Bundesarchiv B 145 Bild-F078401-0011, Boris Borissowitsch Piotrowskij.jpg
Born February 14, 1908
Petersburg, Russian Empire
Died October 15, 1990
Leningrad, Soviet Union
Occupation Archaeologist, historian
Known for Excavations of Karmir Blur (Teishebaini);
studies on Urartu
Political party Communist Party of the Soviet Union (from 1945)

Boris Borisovich Piotrovsky (Russian: Бори́с Бори́сович Пиотро́вский; also written Piotrovskii; February 14 [O.S. February 1] 1908 – October 15, 1990) was a Soviet Russian academician, historian-orientalist and archaeologist who studied the ancient civilizations of Urartu, Scythia, and Nubia. He is best known as a key figure in the study of the Urartian civilization of the southern Caucasus.[1] From 1964 until his death, Piotrovsky was also Director of the Hermitage Museum in Saint Petersburg.


Piotrovsky was born in Saint Petersburg in 1908. He specialized in the history and archaeology of the Caucasus region and beginning in the 1930s, he began to acquaint himself with Urartian civilization. He was the head of 1939 excavations that uncovered the Urartian fortress of Teishebaini in Armenia (known in Armenian as Karmir Blur, or Red Hill). Evidence found there has been key in understanding the Urartian civilization. Piotrovsky lead further excavations in Armenia in the ancient settlements of Tsovinar, Redkig-lager, Vanadzor (formerly Kirovakan) and Aygevan until 1971.[2]

Boris Piotrovsky's plaque on 2 Zakian street, Yerevan

These were not Piotrovsky's sole contributions in the archaeological field, however. Piotrovsky worked elsewhere in the Caucasus, especially on the Scythian culture. In 1961, he was placed at the head of an expedition of the USSR Academy of Sciences to study Nubian monuments in Egypt.[3] He also spent 26 years as Director of the Hermitage Museum, which has been run by his son Mikhail thereafter. The Hermitage holds an annual conference in his honor. He died of a cerebral hemorrhage in Leningrad 1990 at the age of 82.[1]

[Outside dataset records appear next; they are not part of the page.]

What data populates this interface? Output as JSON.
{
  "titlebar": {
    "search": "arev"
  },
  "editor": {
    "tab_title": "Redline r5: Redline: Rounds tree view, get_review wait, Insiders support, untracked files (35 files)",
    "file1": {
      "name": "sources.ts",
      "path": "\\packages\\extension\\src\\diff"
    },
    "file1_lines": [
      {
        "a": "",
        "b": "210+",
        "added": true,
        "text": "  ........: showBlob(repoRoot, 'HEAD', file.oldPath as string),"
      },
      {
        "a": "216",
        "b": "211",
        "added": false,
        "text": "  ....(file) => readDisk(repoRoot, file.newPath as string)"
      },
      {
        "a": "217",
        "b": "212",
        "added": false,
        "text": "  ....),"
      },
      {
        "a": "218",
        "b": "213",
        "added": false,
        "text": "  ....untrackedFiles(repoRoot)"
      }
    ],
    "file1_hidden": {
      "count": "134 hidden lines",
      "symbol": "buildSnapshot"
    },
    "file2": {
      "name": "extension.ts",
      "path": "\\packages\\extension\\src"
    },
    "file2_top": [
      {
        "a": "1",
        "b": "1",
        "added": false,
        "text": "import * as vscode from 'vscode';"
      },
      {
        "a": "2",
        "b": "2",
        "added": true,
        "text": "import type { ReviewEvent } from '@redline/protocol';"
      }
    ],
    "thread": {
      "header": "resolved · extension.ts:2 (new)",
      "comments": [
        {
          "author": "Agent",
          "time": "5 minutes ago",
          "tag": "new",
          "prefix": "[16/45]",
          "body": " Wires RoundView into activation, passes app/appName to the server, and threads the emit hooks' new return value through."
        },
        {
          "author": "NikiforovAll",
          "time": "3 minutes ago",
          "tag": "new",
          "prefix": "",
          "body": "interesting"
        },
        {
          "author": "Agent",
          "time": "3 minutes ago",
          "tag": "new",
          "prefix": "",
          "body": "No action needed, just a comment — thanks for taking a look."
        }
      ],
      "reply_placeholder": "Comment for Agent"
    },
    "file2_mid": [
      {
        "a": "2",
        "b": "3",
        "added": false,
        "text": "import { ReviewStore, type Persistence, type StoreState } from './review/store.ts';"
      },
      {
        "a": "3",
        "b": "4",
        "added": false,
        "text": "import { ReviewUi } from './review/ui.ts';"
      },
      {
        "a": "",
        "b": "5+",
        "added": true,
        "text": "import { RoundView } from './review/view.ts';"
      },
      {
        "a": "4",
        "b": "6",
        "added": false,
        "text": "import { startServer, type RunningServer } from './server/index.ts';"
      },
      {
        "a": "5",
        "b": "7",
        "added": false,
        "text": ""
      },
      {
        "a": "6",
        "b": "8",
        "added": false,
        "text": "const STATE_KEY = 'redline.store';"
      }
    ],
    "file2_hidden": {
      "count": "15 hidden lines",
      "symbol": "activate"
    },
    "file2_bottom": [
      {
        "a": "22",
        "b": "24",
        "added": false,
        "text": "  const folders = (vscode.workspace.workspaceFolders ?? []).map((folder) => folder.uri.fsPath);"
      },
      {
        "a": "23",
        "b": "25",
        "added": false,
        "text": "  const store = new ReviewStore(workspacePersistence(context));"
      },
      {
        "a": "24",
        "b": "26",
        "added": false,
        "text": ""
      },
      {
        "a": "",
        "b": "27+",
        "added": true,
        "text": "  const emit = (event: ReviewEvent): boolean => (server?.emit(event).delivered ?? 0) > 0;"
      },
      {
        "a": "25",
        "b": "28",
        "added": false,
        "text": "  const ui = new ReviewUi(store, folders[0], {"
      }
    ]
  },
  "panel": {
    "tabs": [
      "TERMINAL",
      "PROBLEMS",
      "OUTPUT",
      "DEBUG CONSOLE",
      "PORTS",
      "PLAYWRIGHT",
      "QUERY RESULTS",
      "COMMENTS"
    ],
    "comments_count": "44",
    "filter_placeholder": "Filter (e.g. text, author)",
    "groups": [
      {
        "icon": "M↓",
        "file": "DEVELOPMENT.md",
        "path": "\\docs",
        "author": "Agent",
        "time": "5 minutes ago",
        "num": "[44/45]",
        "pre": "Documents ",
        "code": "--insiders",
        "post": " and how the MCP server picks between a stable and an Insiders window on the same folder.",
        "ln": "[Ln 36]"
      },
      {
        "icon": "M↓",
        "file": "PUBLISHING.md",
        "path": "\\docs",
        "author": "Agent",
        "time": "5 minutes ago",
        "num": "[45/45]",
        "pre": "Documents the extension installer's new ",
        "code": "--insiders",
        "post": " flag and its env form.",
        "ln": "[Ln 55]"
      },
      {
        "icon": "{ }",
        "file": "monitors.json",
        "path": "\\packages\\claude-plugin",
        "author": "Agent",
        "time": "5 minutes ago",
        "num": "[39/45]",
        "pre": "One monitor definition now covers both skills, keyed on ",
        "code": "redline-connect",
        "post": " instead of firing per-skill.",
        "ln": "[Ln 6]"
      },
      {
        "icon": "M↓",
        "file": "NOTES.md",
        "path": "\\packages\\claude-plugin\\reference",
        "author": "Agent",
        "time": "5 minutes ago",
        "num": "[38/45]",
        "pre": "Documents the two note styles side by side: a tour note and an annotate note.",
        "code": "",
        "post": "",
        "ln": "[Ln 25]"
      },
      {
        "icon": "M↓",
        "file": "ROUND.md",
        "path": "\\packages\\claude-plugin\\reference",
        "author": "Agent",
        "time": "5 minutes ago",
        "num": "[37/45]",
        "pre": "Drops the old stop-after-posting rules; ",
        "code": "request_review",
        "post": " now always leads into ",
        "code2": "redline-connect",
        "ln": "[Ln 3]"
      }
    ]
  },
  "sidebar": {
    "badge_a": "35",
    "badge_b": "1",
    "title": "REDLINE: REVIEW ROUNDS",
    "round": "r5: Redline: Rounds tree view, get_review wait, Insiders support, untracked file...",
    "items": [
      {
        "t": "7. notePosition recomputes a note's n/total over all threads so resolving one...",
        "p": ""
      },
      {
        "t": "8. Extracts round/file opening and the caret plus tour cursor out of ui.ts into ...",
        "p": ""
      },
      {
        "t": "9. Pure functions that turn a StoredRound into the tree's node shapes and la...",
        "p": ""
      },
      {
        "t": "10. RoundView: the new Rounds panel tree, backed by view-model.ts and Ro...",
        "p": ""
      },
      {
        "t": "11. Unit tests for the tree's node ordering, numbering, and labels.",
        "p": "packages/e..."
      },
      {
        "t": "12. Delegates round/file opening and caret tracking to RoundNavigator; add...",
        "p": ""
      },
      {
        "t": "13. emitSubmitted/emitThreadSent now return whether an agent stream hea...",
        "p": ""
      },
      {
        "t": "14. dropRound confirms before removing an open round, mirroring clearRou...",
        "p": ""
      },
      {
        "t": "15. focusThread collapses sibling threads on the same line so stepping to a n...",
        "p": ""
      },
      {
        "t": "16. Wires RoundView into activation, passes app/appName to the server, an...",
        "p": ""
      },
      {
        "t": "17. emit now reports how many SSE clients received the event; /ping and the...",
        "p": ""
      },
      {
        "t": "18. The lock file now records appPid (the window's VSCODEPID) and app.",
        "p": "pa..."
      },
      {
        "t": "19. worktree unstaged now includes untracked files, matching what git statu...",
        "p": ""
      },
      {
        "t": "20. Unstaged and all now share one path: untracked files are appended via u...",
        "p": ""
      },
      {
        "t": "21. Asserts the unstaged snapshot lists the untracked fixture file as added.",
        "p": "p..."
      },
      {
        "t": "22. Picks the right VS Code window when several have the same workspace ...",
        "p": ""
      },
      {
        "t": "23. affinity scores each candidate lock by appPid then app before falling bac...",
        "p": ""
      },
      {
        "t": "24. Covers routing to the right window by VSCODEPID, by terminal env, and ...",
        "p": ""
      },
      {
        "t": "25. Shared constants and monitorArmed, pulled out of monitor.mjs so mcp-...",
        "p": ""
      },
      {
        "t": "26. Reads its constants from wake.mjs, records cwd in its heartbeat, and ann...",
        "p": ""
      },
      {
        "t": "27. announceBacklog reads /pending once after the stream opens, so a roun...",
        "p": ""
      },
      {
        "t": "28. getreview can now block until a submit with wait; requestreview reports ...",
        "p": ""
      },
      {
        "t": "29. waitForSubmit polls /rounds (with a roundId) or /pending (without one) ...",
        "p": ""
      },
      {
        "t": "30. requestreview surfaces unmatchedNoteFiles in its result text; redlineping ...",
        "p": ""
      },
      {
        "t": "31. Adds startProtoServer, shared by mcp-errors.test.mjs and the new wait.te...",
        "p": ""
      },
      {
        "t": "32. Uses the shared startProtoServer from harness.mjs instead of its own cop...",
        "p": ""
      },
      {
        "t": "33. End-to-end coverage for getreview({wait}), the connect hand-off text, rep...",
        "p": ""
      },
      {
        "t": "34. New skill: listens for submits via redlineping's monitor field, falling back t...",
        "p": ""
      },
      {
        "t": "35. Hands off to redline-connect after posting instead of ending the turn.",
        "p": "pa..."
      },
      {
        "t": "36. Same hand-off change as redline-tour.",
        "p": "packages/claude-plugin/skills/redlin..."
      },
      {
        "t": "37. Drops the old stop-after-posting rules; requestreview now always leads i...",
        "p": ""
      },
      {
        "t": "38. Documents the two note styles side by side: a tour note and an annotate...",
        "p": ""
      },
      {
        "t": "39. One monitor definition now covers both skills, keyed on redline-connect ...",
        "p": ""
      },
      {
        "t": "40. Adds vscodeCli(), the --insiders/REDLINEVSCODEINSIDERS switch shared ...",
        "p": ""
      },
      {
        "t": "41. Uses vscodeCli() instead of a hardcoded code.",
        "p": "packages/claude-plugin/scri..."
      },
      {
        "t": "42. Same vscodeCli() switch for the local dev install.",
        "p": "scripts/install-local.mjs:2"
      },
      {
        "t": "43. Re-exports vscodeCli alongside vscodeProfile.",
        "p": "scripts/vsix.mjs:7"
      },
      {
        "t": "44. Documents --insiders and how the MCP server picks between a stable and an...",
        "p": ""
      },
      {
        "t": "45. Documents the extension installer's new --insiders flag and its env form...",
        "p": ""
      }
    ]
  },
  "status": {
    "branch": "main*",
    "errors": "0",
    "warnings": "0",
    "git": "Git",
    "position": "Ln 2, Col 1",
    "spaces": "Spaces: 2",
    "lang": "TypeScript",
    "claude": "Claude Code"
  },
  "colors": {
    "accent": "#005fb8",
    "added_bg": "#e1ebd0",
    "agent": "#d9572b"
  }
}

In his lifetime, he published more than 200 works in the fields of archaeology, history and art.[1] One of Piotrovsky's most important works is The History of Urartu and its Culture, published in 1944 and which went on to receive the USSR State Prize in 1946.[2] Other notable works include:

  • Urartu: The Kingdom of Van and Its Art (1967)
  • The Ancient Civilization of Urartu (1969)
  • The Hermitage: Its History and Collections (1982)

Honours and awards



  1. 1.0 1.1 1.2 Wire report from the Associated Press. "Boris B. Piotrovsky, Archeologist; Director of the Hermitage Was 82." The New York Times. October 17, 1990. Retrieved July 21, 2008.
  2. 2.0 2.1 2.2 (Armenian) Areshyan, Gregory. «Պիոտրովսկի» (Piotrovsky). Soviet Armenian Encyclopedia. vol. ix. Yerevan, Armenian SSR: Armenian Academy of Sciences, 1983, p. 302.
  3. The State Hermitage Museum. The Hermitage Readings in memory of Boris Piotrovsky (1908 - 1990). Accessed July 22, 2008.

External links